A Dead Statesman, Rudyard Kipling 'I could not dig: I dared not rob: Therefore I lied to please the mob. Now all my lies are proved untrue And I must face the men I slew. What tale shall serve me here among Mine angry and defrauded young?'
On a General Election by Hilaire Belloc 'The accursed power which stands on Privilege (And goes with Women, and Champagne and Bridge) Broke — and Democracy resumed her reign: (Which goes with Bridge, and Women and Champagne).'
Anti-Slavery Movements. Benjamin Zephaniah 'Some people say Animal liberators are not Working in the interest of animals. But I've never seen liberated animals Protest by going back to their place Of captivity. But then again I've never heard of any liberated slaves Begging for more humiliation Or voting for slavery. Animals vote with their feet Or their wings Or their fins.

Love Poems on the Underground

Two Fragments, Sappho (7th Century B.C.) translated by Cicely Herbert Poems on the Underground 1992 ' As a gale on the mountainside bends the oak tree I am rocked by my love. Love holds me captive again and I tremble with bittersweet longing.''
David's lament for Jonathan, II Samuel 1:25-27 King James Bible, 1611 ' How are the mighty fallen in the midst of the battle! O Jonathan, thou wast slain in thine high places. I am distressed for thee, my brother Jonathan: very pleasant hast thou been unto me: thy love to me was wonderful, passing the love of women. How are the mighty fallen, and the weapons of war perished!'
What He Said 'Cempulappeyanirar' translated by A.K. Ramanujan ' What could my mother be to yours? What kin is my father to yours anyway? And how did you and I meet ever? But in love Our hearts have mingled like red earth and pouring rain.'
My Lefe ys Faren in a Lond, Anon. (about 1500) 'My love is faren in a land; Alas why is she so? And I am so sore bound I may not come her to. She hath my heart in hold Wherever she ride or go , With true love a thousandfold.'
The Maydens Came Anon 16th Century ' When I was in my mother's bower I had all that I would The bailey beareth the bell away The lily, the rose, the rose I lay The silver is white, red is the gold The robes they lay in fold The bailey beareth the bell away The lily, the rose, the rose I lay. And through the glass window shines the sun How should I love, and I so young? The bailey beareth the bell away The lily, the rose, the rose I lay The bailey beareth the bell away'
Fine knacks for ladies, Anon (c1600), John Dowland , the second Booke of Songs or Ayres 1600 'Fine knacks for ladies, cheap choice, brave and new, Good pennyworths but money cannot move; I keep a fair but for the fair to view, A beggar may be liberal of love, Though all my wares be trash, the heart is true. Great gifts are guiles and look for gifts again, My trifles come as treasures from my mind, It is a precious jewel to be plain, Sometimes in shell the Orient'st pearls we find, Of others take a sheaf, of me a grain. Within this pack pins, points, laces and gloves, And divers toys fitting a country fair; But in my heart where duty serves and loves, Turtles and twins, Court's brood, a heavenly pair. Happy the heart that thinks of no removes!'
African Poems on the Underground Et nous baignerons mon amie Léopold Sédar Senghor, tr. Gerard Benson we shall be bathed, my love in the presence of Africa
Let My Shadow Disappear Into Yours by Par Lagerkvist ,1891 - 1974 tr. W. H. Auden & Leif Sjöberg 'Let my shadow disappear into yours. Let me lose myself under the tall trees, that themselves lose their crowns in the twilight, surrendering themselves to the sky and the night.'
Love, Hannah Lowe ‘Mornings, we’d find salmon bagels from Brick Lane, Char siu buns and Soho flower rolls, A box of Motichoor’
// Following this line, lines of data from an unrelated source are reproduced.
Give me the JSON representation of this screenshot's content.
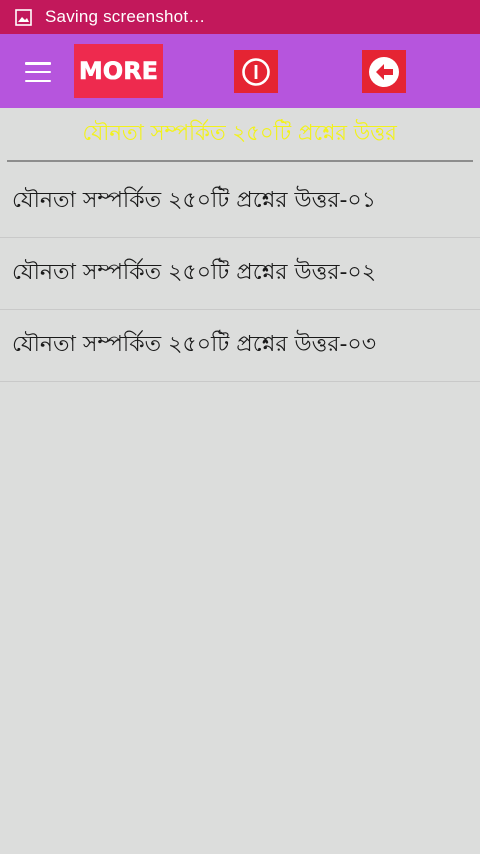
{
  "status_bar": {
    "text": "Saving screenshot…",
    "icon": "image-icon",
    "background": "#c2185b"
  },
  "app_bar": {
    "background": "#b655dd",
    "menu_icon": "hamburger-menu-icon",
    "more_label": "MORE",
    "power_icon": "power-icon",
    "back_icon": "back-arrow-icon",
    "button_color": "#e52433",
    "more_color": "#ee2a4e"
  },
  "header": {
    "title": "যৌনতা সম্পর্কিত ২৫০টি প্রশ্নের উত্তর",
    "title_color": "#f2f21a"
  },
  "list": {
    "items": [
      {
        "label": "যৌনতা সম্পর্কিত ২৫০টি প্রশ্নের উত্তর-০১"
      },
      {
        "label": "যৌনতা সম্পর্কিত ২৫০টি প্রশ্নের উত্তর-০২"
      },
      {
        "label": "যৌনতা সম্পর্কিত ২৫০টি প্রশ্নের উত্তর-০৩"
      }
    ]
  }
}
You can find our poems from January 2022 here

You can find all our Poems from 2021 here